  10. I feel compelled to comment here, which is rare for me.

    I heard you at the tail end of an interview on NPR a few weeks ago, and decided to check out your blog. I will no longer be following it. Instead of just deleting you from my bloglovin’ account and quietly disappearing, I feel compelled to respectfully explain why I am no longer interested in your thoughts or opinions.

    First, I want to concede that I respect thet idea that you are trying to promote women to have financial independence and to consider multiple ways to look at gaining that independence. However, it is your tone, your condescension, the way you attack instead of encourage, the way you demean and berate that is insulting and complete turn off to me. I don’t see the spirit of these messages as supportive and uplifiting, but bitter, biting and attacking.

    I am particularly offended by this tone and the incorporation of feminism.

    Feminism: the theory of the political, economic, and social equality of the sexes

    “Feminism.” Merriam-Webster.com.

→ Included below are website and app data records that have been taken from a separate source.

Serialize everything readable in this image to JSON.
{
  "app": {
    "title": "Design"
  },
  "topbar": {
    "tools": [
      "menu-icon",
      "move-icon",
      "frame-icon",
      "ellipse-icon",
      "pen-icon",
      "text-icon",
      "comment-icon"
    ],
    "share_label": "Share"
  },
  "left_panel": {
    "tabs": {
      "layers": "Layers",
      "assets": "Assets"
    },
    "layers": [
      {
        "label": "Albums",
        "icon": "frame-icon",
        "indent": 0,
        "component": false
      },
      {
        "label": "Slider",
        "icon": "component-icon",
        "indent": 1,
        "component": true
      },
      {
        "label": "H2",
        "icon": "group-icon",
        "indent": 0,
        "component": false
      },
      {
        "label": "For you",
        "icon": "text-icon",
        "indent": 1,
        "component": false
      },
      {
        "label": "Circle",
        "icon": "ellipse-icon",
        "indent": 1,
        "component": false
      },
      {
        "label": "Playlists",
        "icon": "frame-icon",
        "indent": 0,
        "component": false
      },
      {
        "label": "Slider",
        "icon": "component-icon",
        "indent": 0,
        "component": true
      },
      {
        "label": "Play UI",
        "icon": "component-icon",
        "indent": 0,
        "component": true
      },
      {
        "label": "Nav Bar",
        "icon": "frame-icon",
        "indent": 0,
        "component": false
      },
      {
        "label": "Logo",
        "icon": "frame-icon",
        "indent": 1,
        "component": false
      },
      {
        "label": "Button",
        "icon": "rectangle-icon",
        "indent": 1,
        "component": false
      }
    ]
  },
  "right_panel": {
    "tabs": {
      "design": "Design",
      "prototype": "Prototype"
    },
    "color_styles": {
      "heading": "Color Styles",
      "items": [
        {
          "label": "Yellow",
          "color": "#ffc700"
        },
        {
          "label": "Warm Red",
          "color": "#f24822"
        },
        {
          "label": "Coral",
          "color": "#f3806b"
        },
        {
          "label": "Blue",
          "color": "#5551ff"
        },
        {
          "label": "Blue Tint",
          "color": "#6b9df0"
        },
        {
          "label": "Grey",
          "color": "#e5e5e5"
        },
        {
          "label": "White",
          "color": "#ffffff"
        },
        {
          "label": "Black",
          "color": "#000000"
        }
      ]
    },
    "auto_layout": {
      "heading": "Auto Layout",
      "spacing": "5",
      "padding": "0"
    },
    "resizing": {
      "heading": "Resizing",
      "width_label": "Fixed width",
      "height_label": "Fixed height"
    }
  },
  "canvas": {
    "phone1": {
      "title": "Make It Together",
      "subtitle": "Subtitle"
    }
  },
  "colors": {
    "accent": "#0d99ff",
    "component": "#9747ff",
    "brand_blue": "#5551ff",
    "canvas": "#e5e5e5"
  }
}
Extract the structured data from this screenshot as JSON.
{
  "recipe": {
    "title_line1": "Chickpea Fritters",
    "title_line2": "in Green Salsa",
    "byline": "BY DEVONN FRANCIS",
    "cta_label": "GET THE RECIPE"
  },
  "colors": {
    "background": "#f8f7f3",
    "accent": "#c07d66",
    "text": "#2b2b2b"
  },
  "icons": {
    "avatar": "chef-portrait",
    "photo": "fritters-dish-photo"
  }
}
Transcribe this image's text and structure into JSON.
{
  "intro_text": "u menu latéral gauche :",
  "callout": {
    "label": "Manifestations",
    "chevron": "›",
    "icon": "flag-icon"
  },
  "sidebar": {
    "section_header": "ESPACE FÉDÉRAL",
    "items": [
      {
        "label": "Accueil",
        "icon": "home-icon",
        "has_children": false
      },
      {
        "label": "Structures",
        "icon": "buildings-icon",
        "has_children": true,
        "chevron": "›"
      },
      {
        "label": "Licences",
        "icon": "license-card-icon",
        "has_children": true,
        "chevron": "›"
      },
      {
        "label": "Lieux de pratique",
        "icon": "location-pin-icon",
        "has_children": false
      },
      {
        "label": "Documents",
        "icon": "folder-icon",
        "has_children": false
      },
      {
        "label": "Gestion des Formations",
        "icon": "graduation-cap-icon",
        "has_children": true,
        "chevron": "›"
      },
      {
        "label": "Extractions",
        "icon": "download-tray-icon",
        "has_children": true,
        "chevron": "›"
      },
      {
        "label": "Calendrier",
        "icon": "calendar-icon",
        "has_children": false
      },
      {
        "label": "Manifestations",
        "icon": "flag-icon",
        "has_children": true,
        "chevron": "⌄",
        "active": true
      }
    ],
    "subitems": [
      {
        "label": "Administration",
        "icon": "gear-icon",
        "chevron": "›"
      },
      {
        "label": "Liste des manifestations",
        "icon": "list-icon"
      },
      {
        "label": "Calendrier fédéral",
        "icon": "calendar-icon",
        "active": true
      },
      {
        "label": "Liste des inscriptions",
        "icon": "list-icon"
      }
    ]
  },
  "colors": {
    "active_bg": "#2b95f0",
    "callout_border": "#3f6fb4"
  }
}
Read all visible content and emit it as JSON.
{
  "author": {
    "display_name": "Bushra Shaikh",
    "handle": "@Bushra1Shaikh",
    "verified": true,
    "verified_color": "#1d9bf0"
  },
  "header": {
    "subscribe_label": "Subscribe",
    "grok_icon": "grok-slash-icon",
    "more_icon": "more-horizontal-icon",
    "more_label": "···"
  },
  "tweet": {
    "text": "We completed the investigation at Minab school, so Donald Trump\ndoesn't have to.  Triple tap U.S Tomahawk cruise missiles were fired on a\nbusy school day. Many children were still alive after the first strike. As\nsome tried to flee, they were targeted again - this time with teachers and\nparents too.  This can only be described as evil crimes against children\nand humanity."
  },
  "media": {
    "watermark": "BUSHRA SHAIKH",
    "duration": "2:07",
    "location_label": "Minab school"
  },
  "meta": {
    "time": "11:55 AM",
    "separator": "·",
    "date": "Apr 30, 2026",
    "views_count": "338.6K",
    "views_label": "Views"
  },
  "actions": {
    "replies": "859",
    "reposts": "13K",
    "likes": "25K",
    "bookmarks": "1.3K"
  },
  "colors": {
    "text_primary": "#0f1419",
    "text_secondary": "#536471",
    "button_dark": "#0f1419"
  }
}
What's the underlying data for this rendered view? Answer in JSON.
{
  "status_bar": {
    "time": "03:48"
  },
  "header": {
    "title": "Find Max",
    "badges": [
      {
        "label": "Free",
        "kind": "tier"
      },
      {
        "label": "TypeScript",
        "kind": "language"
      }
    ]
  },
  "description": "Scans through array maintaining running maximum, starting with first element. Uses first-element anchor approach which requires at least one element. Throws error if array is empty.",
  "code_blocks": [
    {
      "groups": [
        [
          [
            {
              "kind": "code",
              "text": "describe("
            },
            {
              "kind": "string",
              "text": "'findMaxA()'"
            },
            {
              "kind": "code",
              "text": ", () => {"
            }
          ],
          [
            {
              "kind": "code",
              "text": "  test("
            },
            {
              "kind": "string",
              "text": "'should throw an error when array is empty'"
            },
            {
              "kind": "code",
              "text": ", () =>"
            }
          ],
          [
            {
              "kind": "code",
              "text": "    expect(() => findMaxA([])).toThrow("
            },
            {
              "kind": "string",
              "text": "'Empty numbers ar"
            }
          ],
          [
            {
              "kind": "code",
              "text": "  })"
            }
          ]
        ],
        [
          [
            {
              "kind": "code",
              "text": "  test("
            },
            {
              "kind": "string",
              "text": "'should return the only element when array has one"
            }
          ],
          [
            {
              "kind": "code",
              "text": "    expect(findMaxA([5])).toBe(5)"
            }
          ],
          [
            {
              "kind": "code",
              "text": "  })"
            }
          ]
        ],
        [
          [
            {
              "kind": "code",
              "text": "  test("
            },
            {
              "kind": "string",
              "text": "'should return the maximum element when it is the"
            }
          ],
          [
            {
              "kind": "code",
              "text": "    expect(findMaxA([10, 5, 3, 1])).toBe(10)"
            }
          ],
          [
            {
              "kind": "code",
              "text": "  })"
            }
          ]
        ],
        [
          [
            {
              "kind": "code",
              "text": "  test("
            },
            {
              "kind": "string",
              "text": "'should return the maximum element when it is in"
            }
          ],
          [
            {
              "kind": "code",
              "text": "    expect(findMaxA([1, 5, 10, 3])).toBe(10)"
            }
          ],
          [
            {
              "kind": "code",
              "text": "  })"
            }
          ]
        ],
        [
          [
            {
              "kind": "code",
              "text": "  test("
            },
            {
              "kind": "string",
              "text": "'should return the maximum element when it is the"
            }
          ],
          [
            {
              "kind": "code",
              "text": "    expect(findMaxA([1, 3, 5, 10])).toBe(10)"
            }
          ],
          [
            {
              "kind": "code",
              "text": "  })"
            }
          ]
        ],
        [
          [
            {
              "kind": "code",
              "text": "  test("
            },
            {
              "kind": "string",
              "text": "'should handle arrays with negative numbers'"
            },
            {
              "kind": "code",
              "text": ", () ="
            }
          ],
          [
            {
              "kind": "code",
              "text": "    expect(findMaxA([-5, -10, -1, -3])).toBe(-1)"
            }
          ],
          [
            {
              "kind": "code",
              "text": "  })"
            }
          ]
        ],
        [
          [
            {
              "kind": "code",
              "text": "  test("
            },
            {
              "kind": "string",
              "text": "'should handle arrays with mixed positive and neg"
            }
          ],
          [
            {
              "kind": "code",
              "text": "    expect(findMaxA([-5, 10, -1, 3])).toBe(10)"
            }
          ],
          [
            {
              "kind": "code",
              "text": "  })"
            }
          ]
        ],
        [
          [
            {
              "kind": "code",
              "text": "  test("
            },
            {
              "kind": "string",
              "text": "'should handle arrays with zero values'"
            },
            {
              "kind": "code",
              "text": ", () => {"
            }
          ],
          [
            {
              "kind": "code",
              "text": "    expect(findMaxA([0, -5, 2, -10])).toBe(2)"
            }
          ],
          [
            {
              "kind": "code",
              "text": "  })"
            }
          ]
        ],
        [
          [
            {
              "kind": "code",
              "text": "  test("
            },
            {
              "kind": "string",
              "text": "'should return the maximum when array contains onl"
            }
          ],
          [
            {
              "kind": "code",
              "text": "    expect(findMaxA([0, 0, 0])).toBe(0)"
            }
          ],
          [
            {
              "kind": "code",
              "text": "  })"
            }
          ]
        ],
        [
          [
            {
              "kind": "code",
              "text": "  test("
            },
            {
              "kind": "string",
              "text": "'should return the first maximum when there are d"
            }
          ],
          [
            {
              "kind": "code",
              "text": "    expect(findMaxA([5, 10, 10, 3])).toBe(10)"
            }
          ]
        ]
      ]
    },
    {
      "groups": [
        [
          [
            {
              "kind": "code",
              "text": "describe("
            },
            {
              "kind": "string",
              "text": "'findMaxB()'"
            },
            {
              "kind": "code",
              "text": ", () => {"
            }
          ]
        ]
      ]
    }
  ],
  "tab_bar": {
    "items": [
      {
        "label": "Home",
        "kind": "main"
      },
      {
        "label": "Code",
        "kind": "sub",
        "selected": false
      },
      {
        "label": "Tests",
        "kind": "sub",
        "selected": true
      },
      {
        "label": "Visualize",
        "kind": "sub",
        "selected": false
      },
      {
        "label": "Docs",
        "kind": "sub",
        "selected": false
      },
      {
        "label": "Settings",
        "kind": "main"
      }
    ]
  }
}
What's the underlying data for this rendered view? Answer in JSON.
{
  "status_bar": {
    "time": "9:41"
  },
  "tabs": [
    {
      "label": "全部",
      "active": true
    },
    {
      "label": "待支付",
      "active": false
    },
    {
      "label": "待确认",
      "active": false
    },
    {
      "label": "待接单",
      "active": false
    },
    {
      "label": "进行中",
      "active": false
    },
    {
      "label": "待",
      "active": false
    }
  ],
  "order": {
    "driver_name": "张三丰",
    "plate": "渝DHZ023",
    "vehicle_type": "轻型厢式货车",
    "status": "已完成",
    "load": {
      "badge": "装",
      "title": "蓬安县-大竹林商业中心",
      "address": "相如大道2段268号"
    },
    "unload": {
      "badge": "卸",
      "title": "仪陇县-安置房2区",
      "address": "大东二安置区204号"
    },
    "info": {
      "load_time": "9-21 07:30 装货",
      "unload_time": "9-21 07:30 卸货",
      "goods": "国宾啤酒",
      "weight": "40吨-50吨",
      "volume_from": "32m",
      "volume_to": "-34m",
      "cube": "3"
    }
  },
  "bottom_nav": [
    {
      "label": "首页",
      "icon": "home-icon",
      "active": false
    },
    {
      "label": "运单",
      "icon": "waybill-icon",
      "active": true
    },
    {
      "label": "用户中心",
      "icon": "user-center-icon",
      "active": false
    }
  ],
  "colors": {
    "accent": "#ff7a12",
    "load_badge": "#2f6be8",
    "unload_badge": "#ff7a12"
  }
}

Merriam-Webster, n.d. Web. 30 Jan. 2014. .

    You could certainly offer many of the same financial principles you spout in a manner that is supportive, encouraging and educational. When you are berating women for the choices that they are making, or how they define themselves, you are not promoting equality. Instead, you are at miniumum implying that what works for you and your family must be used by all women and their families or they must just be plain stupid, i.e. “You are stupid if you do your own laudry”. More aggregiously, you are using your platform as a way to bully other women to feel bad about themselves and their choices. That is the antithesis of feminism.

    You obviously have a following that you resonate with, and I am all for consumer choice. This consumer chooses to no longer follow you.

    But please, please, don’t spout feminism, when in your own writing, you so clearly demean and berate women regularly.

    1. Hi Kim – Sorry to see you go. Clearly we have not only different opinions but different styles — and tolerance for anything but the status-quo respect-every-single-thing-every-woman-does-because-we-are-all-sisters sticky sweet business. Best wishes to you!

  11. I am a stay at home parent and I also agree the figures don’t fit the position. I used to have a career outside the home and came home and did all the doctoring, cleaning,cooking, driving. I have never looked at my role as a parent as a job. It’s my responsibility I made a decision on doing. I live with one income that comes from my husband. Sure I would love my dreams of being my own business owner to come to fruition without the responsibilities I face everyday interfering. But such is not life. I applaud parents who work outside of home and also parents who are trying to make it in the home. No one group is better than the other. As parents we can do only what we can so our kids get the best chance to have a successful life. And as I have experienced what you say about depression and anger. It’s so true. I am angry and I suffer depression now that I’m home now, but I’m happy that I can finally be here for my kids. It’s a double edged sword.

  12. Wow. I had 4 babies in 3 years and 9 months, no doubt I stayed home until the youngest was 2 and was getting divorced. To me it comes down to how much time you spend with your kids. If you are feeling like half a person then that is what they are getting. Doing 24/7 isn’t good for anyone the parent or the kid. I worked for many years after my divorce but part time and we were poor but for me I knew how to budget so I could still raise them. I had no real family support and their father was abusive so I felt I had to be with them as much as possible.
    Now they are 13, 14, 15 and 16 and their father and all grandparents have passed away so I am still working part time so I can be with them, and continue to attempt to raise them. Haha. They need me now as much as when they were little. The only thing that matters is the time we spend with them. But we have to have time apart to be our best.

What do you think? Please comment!

Your email address will not be published. Required fields are marked *

You may use these HTML tags and attributes: <a href="" title=""> <abbr title=""> <acronym title=""> <b> <blockquote cite=""> <cite> <code> <del datetime=""> <em> <i> <q cite=""> <strike> <strong>